The defendants first assert that the plaintiffs' request is unduly expansive because it is not limited to those documents that "were shared with the individuals responsible for formulating the no-summons and fingerprinting policies at issue." (Sasanow Letter at 2). However, to the extent that Commissioner Cohen considered the information contained in the documents when developing his assessment of the potential for unlawful activity during the RNC, it is of no import that the documents themselves were not shared with the Executive Committee. The defendants have represented that members of the RNC Executive Committee relied on Commissioner Cohen's assessments of potential security threats during the RNC when formulating the policies at issue here. (Smith 2/21/07 Letter at 5). The plaintiffs are therefore entitled to documents containing information reviewed by Commissioner Cohen before he made those assessments. The defendants have given me no reason to believe that only a portion of the information contained in the requested documents played a role in the development of the contested policies. Indeed, a declaration submitted by the defendants in opposition to the plaintiffs' motion makes it clear that the intelligence contained in the requested documents informed Commissioner Cohen's analysis of possible threats to security during the RNC:

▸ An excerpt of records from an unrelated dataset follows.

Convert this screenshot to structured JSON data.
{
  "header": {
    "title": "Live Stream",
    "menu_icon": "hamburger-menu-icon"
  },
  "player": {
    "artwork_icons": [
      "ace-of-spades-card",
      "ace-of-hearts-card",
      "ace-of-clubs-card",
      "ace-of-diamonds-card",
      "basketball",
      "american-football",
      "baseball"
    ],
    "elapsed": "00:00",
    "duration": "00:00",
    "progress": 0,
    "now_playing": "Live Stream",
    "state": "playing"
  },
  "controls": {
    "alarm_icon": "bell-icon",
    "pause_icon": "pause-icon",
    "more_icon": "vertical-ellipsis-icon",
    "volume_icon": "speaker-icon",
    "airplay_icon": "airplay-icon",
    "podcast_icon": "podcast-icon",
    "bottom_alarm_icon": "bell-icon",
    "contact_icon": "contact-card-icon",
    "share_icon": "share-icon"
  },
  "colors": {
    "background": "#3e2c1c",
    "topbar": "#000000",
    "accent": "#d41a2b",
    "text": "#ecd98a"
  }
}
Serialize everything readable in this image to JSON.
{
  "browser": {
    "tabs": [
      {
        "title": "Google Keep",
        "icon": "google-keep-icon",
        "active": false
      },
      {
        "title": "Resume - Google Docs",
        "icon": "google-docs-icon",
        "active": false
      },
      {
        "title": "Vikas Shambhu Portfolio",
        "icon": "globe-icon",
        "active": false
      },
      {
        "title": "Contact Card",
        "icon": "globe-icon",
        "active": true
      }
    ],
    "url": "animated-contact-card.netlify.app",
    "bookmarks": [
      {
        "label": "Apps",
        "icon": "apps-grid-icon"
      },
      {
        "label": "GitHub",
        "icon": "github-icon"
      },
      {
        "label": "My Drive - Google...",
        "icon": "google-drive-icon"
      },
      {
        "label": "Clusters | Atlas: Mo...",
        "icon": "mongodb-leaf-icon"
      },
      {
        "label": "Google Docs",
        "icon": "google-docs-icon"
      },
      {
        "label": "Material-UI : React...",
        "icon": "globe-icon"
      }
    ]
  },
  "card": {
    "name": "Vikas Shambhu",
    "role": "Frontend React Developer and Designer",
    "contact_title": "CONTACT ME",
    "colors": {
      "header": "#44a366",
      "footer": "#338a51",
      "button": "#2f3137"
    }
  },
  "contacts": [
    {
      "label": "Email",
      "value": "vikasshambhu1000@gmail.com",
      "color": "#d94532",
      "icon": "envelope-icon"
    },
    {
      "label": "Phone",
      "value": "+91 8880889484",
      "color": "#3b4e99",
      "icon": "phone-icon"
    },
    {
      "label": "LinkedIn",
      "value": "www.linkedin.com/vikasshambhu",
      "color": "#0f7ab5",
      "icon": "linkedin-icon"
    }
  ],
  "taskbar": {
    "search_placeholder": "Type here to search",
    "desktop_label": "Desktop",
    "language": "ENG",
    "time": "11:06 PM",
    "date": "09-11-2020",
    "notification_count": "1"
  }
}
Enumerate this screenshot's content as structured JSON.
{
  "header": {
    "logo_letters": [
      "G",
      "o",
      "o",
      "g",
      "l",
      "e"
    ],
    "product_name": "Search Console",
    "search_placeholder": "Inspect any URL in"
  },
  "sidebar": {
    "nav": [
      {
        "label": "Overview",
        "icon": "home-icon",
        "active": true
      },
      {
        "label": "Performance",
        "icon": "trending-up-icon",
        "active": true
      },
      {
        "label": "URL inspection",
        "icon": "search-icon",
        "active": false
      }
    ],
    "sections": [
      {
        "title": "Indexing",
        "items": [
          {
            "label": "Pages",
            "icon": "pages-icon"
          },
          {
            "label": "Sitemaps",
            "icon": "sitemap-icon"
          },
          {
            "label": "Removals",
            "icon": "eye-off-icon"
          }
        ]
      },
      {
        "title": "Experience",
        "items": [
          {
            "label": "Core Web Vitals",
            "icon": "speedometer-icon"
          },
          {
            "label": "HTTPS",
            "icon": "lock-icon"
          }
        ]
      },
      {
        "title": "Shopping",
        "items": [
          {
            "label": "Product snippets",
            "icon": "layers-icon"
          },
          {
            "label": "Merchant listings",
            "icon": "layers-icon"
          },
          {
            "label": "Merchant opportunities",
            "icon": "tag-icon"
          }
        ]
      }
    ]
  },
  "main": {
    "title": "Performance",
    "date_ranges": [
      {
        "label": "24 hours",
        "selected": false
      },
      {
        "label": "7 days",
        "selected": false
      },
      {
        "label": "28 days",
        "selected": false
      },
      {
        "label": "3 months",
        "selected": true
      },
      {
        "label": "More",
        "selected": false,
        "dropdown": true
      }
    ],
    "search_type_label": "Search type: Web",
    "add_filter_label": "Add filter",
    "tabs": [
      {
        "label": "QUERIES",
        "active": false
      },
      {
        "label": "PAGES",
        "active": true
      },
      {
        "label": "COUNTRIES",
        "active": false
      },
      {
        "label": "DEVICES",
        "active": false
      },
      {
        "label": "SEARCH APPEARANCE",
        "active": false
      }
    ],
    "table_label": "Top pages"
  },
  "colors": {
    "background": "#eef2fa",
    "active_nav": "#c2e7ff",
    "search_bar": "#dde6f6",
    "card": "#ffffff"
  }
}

My staff discussed the information contained in the Requested Documents with me as it was being developed, and I considered it as part of the body of information I analyzed on a continuing basis. Nothing I learned in my discussions with my staff changed my assessment that the City faced serious threats of violence and disorder . . . . This is the assessment I conveyed to the Committee. (Cohen Decl., ¶ 13).*fn2 Accordingly, the plaintiffs' request is not overly broad.*fn3
Although it is not entirely clear, the defendants also appear to contend that the documents sought by the plaintiffs are only relevant insofar as they contain intelligence information that "gave rise to concerns over potential acts of public disorder and terrorism." (Sasanow Letter at 2, 3). In other words, the defendants seem to be claiming that the plaintiffs are entitled only to those documents that support the defendants' contention that the policies at issue here were based on valid security concerns. This is a spurious argument. The plaintiffs are entitled to discovery of all of the information considered by Commissioner Cohen, not merely the information that, in his view, supports his assessment of the potential for unlawful activity during the RNC. There is ...